When the subject speaks the transmitter displays an animated waveform. This is more cosmetic than practical as you can’t rely on the animated waveform to tell you if the sound is at a healthy level, but it does reassure you that the mic is listening and transmitting.  

The receiver has a headphone jack so you can listen to the sound from both transmitters to check for problems such as distortion and wind noise (though for safety you should monitor audio directly from your recording device). 

Performance

The kit comes with two 3.5 mm jack connectors which attach the receiver to your camera or smartphone. If you have a newer iPhone then you’ll need to buy an additional jack-to-Lightning adaptor (such as the UGREEN Lightning to 3.5mm Headphone Jack Adapter). We spent a whole hour trying to get the receiver to talk to our iPhone 13 Pro max before we realised that we needed to use the supplied TRRS connector (with three rings) rather than the two-ring TRS connector that we were attempting to attach. 

To test the kit we chose a challenging windy and rocky location by the coast. We initially popped the supplied wind-shields directly onto the transmitters’ built-in mics but as the mics were exposed the wind noise ruined our takes. By placing the transmitters inside the interviewees’ pockets and attaching the supplied lavalier mics to their coats we were able to capture wind-free audio. 

The transmitters have a mic gain ranging from 0 to 6. At 4 or above the sound ran the risk of distorting so we kept it on 3 which gave clean strong sound signals that we could boost a little in Final Cut Pro (watch our supplied test video to hear the results). It’s better to have a weaker signal that you can boost in post-production rather than have a stronger but distorted recording that you can’t fix. 

Rather than use the receiver’s headphone jack to monitor the sound we listened to the audio directly from the iPhone via bluetooth Apple AirPods. Our subjects were free to scramble around rocks and talk naturally, with their audio sounding clean and clear (despite the transmitters being in their pockets.) The sound signal occasionally dropped out from a distance of approximately 30 meters onwards if they turned their backs to the camera. However when the transmitters had line of sight to the receiver we could hear our subjects loud and clear from around 100 meters aways (as you’ll see in our test video). 

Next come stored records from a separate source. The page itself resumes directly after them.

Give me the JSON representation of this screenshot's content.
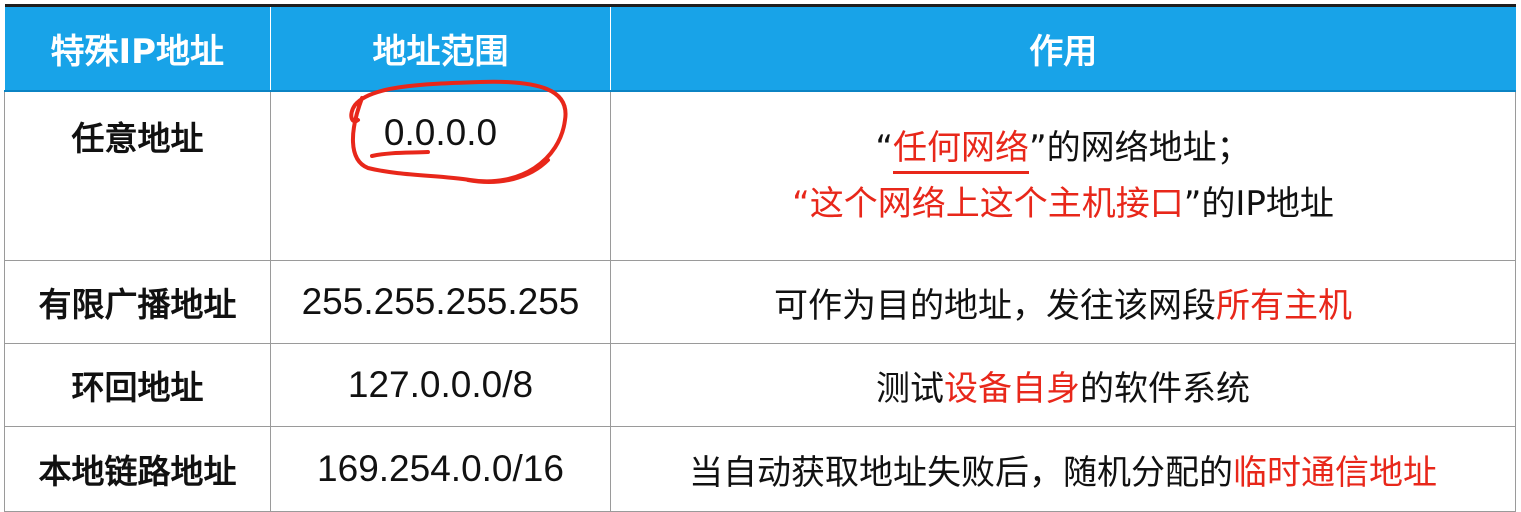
{
  "table": {
    "headers": [
      "特殊IP地址",
      "地址范围",
      "作用"
    ],
    "rows": [
      {
        "name": "任意地址",
        "range": "0.0.0.0",
        "purpose": {
          "line1": {
            "q_open": "“",
            "red": "任何网络",
            "q_close": "”",
            "rest": "的网络地址；"
          },
          "line2": {
            "q_open": "“",
            "red": "这个网络上这个主机接口",
            "q_close": "”",
            "rest": "的IP地址"
          }
        }
      },
      {
        "name": "有限广播地址",
        "range": "255.255.255.255",
        "purpose": {
          "pre": "可作为目的地址，发往该网段",
          "red": "所有主机",
          "post": ""
        }
      },
      {
        "name": "环回地址",
        "range": "127.0.0.0/8",
        "purpose": {
          "pre": "测试",
          "red": "设备自身",
          "post": "的软件系统"
        }
      },
      {
        "name": "本地链路地址",
        "range": "169.254.0.0/16",
        "purpose": {
          "pre": "当自动获取地址失败后，随机分配的",
          "red": "临时通信地址",
          "post": ""
        }
      }
    ]
  },
  "colors": {
    "header_bg": "#18a3e8",
    "header_text": "#ffffff",
    "highlight": "#e8271a",
    "border": "#9a9a9a"
  }
}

As with many wireless mics there is a little latency, so the sound was around three frames out of sync with the video. This wouldn’t be noticeable when watching the footage on a tablet or smartphone but you can easily detach the audio track and shift it by three frames using a post-production app such as Final Cut Pro or Premiere Pro (which we did for our test video).

Verdict

Two supplied lavalier clip mics help capture professional quality sound. The mics have pop shields to rescue wind noise and plosives. (Image credit: George Cairns)

The Blink500 Pro B2 kit deserves a place in your kit bag because it streamlines the sound recording process. By charging the transmitters and receiver together in one protective case you can record for up to 8 hours with consistently charged units (and far fewer cables).  

By using the supplied lavalier mics with their pop shields you can record professional sounding audio in challengingly windy locations and at a considerable distance.  This gives you the freedom to direct your subjects and concentrate on your camera work without worrying about being let down by poor sound quality. 

George has been freelancing as a photo fixing and creative tutorial writer since 2002, working for award winning titles such as Digital Camera, PhotoPlus, N-Photo and Practical Photoshop. He's expert in communicating the ins and outs of Photoshop and Lightroom, as well as producing video production tutorials on Final Cut Pro and iMovie for magazines such as iCreate and Mac Format. He also produces regular and exclusive Photoshop CC tutorials for his YouTube channel.